Angling Trust backs Crucian Conservation Project
The Angling Trust is backing a new National Crucian Conservation Project in an attempt to help reverse the decline of one of the nations most loved fish.
Crucian carp have always been a key species for anglers. Over the past thirty years, however, many of the farm and village ponds that were a key habitat for crucians have disappeared and the stocking of a wide range of other carp species has led to inter-breeding and hybridisation of many crucian populations.
In a bid to prevent this from happening the Crucian Study Group - made up of celebrity anglers, fishery owners, the Angling Trust and the Environment Agency - has been formed. The group is the brainchild of angling artist and Norfolk-based specimen hunter Chris Turnbull which set up the National Crucian Conservation Project and plans to develop a national network of crucian fisheries in a bid to boost the numbers of the species.

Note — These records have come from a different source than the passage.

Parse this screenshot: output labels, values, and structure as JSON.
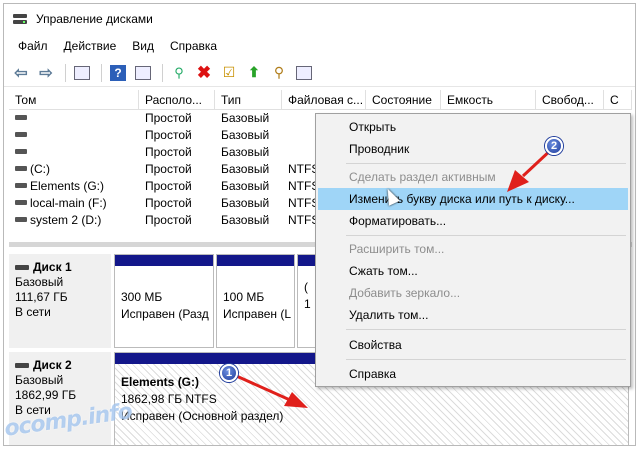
{
  "window": {
    "title": "Управление дисками"
  },
  "menu": [
    "Файл",
    "Действие",
    "Вид",
    "Справка"
  ],
  "toolbar": {
    "icons": [
      "back-arrow-icon",
      "forward-arrow-icon",
      "panel-icon",
      "help-icon",
      "properties-icon",
      "connect-icon",
      "delete-icon",
      "check-icon",
      "up-arrow-icon",
      "search-icon",
      "view-icon"
    ]
  },
  "volumes": {
    "columns": [
      "Том",
      "Располо...",
      "Тип",
      "Файловая с...",
      "Состояние",
      "Емкость",
      "Свобод...",
      "С"
    ],
    "rows": [
      {
        "name": "",
        "layout": "Простой",
        "type": "Базовый",
        "fs": ""
      },
      {
        "name": "",
        "layout": "Простой",
        "type": "Базовый",
        "fs": ""
      },
      {
        "name": "",
        "layout": "Простой",
        "type": "Базовый",
        "fs": ""
      },
      {
        "name": "(C:)",
        "layout": "Простой",
        "type": "Базовый",
        "fs": "NTFS"
      },
      {
        "name": "Elements (G:)",
        "layout": "Простой",
        "type": "Базовый",
        "fs": "NTFS"
      },
      {
        "name": "local-main (F:)",
        "layout": "Простой",
        "type": "Базовый",
        "fs": "NTFS"
      },
      {
        "name": "system 2 (D:)",
        "layout": "Простой",
        "type": "Базовый",
        "fs": "NTFS"
      }
    ]
  },
  "disks": [
    {
      "name": "Диск 1",
      "kind": "Базовый",
      "size": "111,67 ГБ",
      "status": "В сети",
      "partitions": [
        {
          "line1": "300 МБ",
          "line2": "Исправен (Разд"
        },
        {
          "line1": "100 МБ",
          "line2": "Исправен (L"
        },
        {
          "line1": "(",
          "line2": "1"
        }
      ]
    },
    {
      "name": "Диск 2",
      "kind": "Базовый",
      "size": "1862,99 ГБ",
      "status": "В сети",
      "partitions": [
        {
          "line1": "Elements  (G:)",
          "line2": "1862,98 ГБ NTFS",
          "line3": "Исправен (Основной раздел)"
        }
      ]
    }
  ],
  "context_menu": {
    "items": [
      {
        "label": "Открыть",
        "disabled": false
      },
      {
        "label": "Проводник",
        "disabled": false
      },
      {
        "label": "Сделать раздел активным",
        "disabled": true
      },
      {
        "label": "Изменить букву диска или путь к диску...",
        "disabled": false,
        "highlighted": true
      },
      {
        "label": "Форматировать...",
        "disabled": false
      },
      {
        "label": "Расширить том...",
        "disabled": true
      },
      {
        "label": "Сжать том...",
        "disabled": false
      },
      {
        "label": "Добавить зеркало...",
        "disabled": true
      },
      {
        "label": "Удалить том...",
        "disabled": false
      },
      {
        "label": "Свойства",
        "disabled": false
      },
      {
        "label": "Справка",
        "disabled": false
      }
    ]
  },
  "annotations": {
    "marker1": "1",
    "marker2": "2"
  },
  "watermark": "ocomp.info",
  "colors": {
    "partition_band": "#13178a",
    "highlight": "#9fd5f7",
    "annotation_arrow": "#e0201b"
  }
}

Martin Salter, Angling Trust Campaigns Co-ordinator and one of the National Crucian Conservation Project team members, said: "We are delighted to have been given a chance to bang the drum for crucians at the Angling Trust's annual coarse fish conference and have decided to combine this with the formal launch of the project. We are receiving pledges of support from all over the country for the cause of crucian conservation and it is clear that many anglers want to be part of a crucian revival which is music to our ears."
Go back to the News Index
Go back to Fisheries homepage